There are numerous benefits from working with third party solution providers. Firstly, brands appreciate the two-way feedback mechanisms that take place. Brands receive data on damage rates, feedback on different materials in the upcycling process and other design tips. This feedback cycle allows brands to continue to develop and refine their products, getting insight into what works and what doesn’t work.

Finally, a lot of brands — especially those in the mid-market to premium segment — have a lot of their clothing being sold in the second hand market completely out of their control. The used garments of popular brands can be found in vintage stores or on online peer-to-peer resale platforms all over the world, in which the brand itself sees no slice of the revenue. By joining forces, fashion brands can tap into their already existing secondhand market, with the added benefit of being able to authenticate and quality-assure each garment.

The central benefit for customers is that it gives them access to high quality goods at a more accessible price. At least one brand that was interviewed for this research project employed a ‘lifetime guarantee’ of free repairs on its main line of garments. Customers could have their clothing repaired for free in store or even have a free self-repair kit sent to their house. This kind of financial incentive makes the higher initial cost of purchasing the item a lot cheaper in the long term when numerous free repairs are taken into account.

Another opportunity for circular business models is that by investing now, companies may get ahead of potential future regulations and norms. Brands with embedded circular or sustainable business models can spare any negative consequences as well as being able to claim they have already been doing the ‘right thing’ long before it was expected of them. The interviewed brands also said that it is far easier today than ever before to get venture capital and investment if your business is related to sustainability or circular economy.

Finally, collaboration between brands was the final benefit that was mentioned. Brands, especially those in similar segments, tend to have similar innovation and R&D problems that they are trying to solve independently. There is great potential for mutual gain among brands if peer organisations agree on what to prioritise and which problems need solving. By ‘picking a lane’, brands aren’t sharing commercially sensitive information but they are agreeing to invest together in areas that will eventually make the entire industry better off, as well as saving costs and creating a higher quality product for the customer.

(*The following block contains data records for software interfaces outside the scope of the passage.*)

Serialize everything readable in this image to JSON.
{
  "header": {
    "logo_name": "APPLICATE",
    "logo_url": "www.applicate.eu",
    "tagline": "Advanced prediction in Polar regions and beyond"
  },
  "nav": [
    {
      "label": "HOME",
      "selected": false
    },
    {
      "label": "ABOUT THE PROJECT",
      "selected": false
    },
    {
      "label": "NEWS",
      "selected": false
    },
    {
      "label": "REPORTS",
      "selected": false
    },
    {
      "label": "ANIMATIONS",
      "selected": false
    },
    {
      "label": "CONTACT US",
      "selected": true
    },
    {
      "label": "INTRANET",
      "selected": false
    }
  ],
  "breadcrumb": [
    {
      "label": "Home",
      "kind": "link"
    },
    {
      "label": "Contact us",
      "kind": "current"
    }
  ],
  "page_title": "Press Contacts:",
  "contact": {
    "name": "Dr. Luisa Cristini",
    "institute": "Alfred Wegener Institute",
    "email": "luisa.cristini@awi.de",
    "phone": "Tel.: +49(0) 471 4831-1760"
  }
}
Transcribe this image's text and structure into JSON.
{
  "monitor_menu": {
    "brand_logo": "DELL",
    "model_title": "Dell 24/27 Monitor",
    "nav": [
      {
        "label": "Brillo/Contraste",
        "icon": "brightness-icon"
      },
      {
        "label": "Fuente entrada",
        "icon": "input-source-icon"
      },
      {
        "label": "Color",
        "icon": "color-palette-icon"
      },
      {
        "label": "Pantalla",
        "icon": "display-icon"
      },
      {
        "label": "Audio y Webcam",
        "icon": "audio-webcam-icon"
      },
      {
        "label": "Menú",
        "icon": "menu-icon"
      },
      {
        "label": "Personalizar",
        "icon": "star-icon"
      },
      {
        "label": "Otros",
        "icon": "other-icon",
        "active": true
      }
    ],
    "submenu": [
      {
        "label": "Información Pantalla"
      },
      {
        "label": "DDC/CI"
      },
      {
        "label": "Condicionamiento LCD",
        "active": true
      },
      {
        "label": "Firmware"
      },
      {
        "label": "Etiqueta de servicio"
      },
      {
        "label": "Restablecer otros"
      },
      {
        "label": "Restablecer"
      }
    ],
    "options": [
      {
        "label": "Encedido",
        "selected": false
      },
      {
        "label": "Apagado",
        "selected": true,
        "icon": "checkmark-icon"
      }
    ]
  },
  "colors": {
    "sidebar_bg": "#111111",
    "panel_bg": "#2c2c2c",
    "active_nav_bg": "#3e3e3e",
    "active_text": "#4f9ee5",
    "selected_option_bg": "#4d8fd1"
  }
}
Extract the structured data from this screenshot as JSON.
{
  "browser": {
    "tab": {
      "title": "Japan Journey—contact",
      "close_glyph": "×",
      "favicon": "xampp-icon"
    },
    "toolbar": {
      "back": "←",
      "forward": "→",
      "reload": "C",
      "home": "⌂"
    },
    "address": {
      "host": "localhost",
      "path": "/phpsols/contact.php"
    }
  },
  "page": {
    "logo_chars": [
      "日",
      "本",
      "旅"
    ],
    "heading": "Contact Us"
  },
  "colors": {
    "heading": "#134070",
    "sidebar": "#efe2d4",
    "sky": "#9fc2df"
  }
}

The business case for circular fashion has never been clearer, yet more work needs to be done to make these opportunities more salient to the brands that are still hesitant to embrace the circular transition, as well as strengthen the solution provider landscape so brands don’t have to invest and manage the new business model on their own. When done right, its a win-win for the brand and the consumer, not to mention the planet. This thesis was a fascinating look into the world of circularity, please reach out if you want to discuss this more.